The procedure seemed simple enough. Show your ticket and your passport and through customs you go, on your way to your destination. For me, it was Southeast Florida, to visit my brother and his family for Christmas, and for the first time I had quite an experience with this obligatory routine.
This is what I was thinking about as I passed through the airport this month for another trip to my brother’s house. I was going there to sell my car, give away unneeded clothes (but very nice clothes) to the Salvation Army, to do my taxes.
But none of that was on my mind, not after what happened on Dec. 6, 2011. I was randomly picked to have my bag checked and to be x-rayed, to make sure I was not a drug mule. Half-asleep and bleary-eyed from waking up early to pack, I ambled to the customs office where I would pass through the fancy machine to confirm that, no, I am not carrying drugs in my stomach. I’m not stupid. I don’t want to go to jail, especially not a Colombian jail, but more than that, I don’t want to pack a bunch of packets in my intestine, any one of which could burst and kill me.
The procedure didn’t go as easily as I expected. Consider this another tip, a supplement to past posts on traveling in and out of Colombia, because this was never mentioned. I wouldn’t expect it to be included. I don’t think anyone would, unless you’re a drug trafficker.
I passed through the x-ray machine once, twice, three times, again. It wasn’t enough. The x-rays were inconclusive. The customs agents asked if I had eaten before I passed through security. I nodded. Soup at home, a sandwich at the airport, I said, but they still had questions.
“Que tipo de sandwich,” he said, wanting to know exactly what I had.
“Pavo.” I smiled a little too, because I actually remembered the word for turkey.
“Cuanto cuesta?” he said.
That, I could not remember, but I had kept the receipt so I handed it to him.
“Muy caro,” he said after seeing the price, 10,000 pesos (about $5).
“Sí, claro.” I was happy that we found something on which we agreed.
The customs agents seemed more at ease now, but they weren’t finished interrogating me. I was told to follow an agent to a back room, to lie on a couch so he could press on my stomach. It tickled and I started laughing, and I was afraid he was going to get mad, that he would think I was not taking this seriously, but he just laughed too. He understood and apologized.
“Tranquilo,” I said
He led me back to the x-ray room, where I would pass through the machine a couple more times.

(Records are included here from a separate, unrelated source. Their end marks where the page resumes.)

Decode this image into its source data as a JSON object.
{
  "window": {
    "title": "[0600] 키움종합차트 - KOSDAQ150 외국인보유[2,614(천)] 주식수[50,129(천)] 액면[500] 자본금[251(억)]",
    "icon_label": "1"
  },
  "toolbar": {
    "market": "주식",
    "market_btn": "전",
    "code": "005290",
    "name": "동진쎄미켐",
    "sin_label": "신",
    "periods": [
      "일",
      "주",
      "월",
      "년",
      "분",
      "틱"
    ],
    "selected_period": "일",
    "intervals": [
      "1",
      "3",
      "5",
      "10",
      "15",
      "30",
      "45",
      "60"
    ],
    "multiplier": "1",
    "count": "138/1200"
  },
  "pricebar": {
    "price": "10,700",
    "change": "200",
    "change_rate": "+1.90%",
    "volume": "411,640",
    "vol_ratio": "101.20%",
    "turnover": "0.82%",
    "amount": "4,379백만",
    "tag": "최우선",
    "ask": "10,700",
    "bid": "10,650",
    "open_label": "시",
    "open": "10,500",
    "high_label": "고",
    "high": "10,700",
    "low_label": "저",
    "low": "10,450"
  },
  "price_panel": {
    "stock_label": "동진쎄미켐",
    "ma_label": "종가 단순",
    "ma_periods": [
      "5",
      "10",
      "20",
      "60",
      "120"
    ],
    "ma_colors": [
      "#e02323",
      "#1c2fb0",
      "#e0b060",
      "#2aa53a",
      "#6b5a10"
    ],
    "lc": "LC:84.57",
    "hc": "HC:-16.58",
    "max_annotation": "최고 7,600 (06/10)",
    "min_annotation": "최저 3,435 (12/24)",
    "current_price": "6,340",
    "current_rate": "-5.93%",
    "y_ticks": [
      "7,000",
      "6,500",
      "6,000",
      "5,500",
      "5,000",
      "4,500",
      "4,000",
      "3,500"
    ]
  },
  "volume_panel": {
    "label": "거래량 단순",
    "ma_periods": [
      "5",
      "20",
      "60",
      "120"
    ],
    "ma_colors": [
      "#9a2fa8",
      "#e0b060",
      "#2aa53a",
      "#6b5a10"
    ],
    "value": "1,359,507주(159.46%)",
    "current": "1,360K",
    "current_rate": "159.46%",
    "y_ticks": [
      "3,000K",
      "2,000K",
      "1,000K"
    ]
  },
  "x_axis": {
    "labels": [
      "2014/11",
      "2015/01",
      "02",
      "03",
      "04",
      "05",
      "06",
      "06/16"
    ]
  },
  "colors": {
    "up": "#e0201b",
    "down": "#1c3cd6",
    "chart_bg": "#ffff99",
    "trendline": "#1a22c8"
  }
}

I felt like a character from the movie Maria Full of Grace, the film about the Colombian girl who works as a drug mule to earn more money. Come to think of it, a couple of the women sitting in the x-ray room with me reminded me of a couple of characters in the movie.
My turn finally came and I passed through twice, again drawing a reaction of raised eyebrows. I told the agents that next time, I promise I won’t eat at the airport until I have already passed through customs. They chuckled and asked me why I was in Colombia. I said it’s a beautiful place, that I’m hoping to find a teaching job at the end of the spring, either at an English language school or one of the universities. They wished me luck, told me I could leave and apologized once again.
So three tips:
1. Try not to eat at the airport until you pass through customs.
2. If you are so hungry you have to eat, keep the receipt.
3. If you get picked to pass through the x-ray machine, be friendly and cooperative. The customs agents are sincerely nice and will feel bad for any inconvenience they cause.
Three hours later, I landed in Fort Lauderdale and prepared to pass through American customs. They didn’t make me go through an x-ray machine, didn’t search my bag. But the agent I talked to was terse, rude even. Maybe American customs was quicker, I thought to myself, but Colombian customs was friendlier.
I prefer friendlier.
On this past trip, passing through Colombian customs was easier. They they didn’t x-ray me. They only checked my bag, smiled, and told me to have a good time.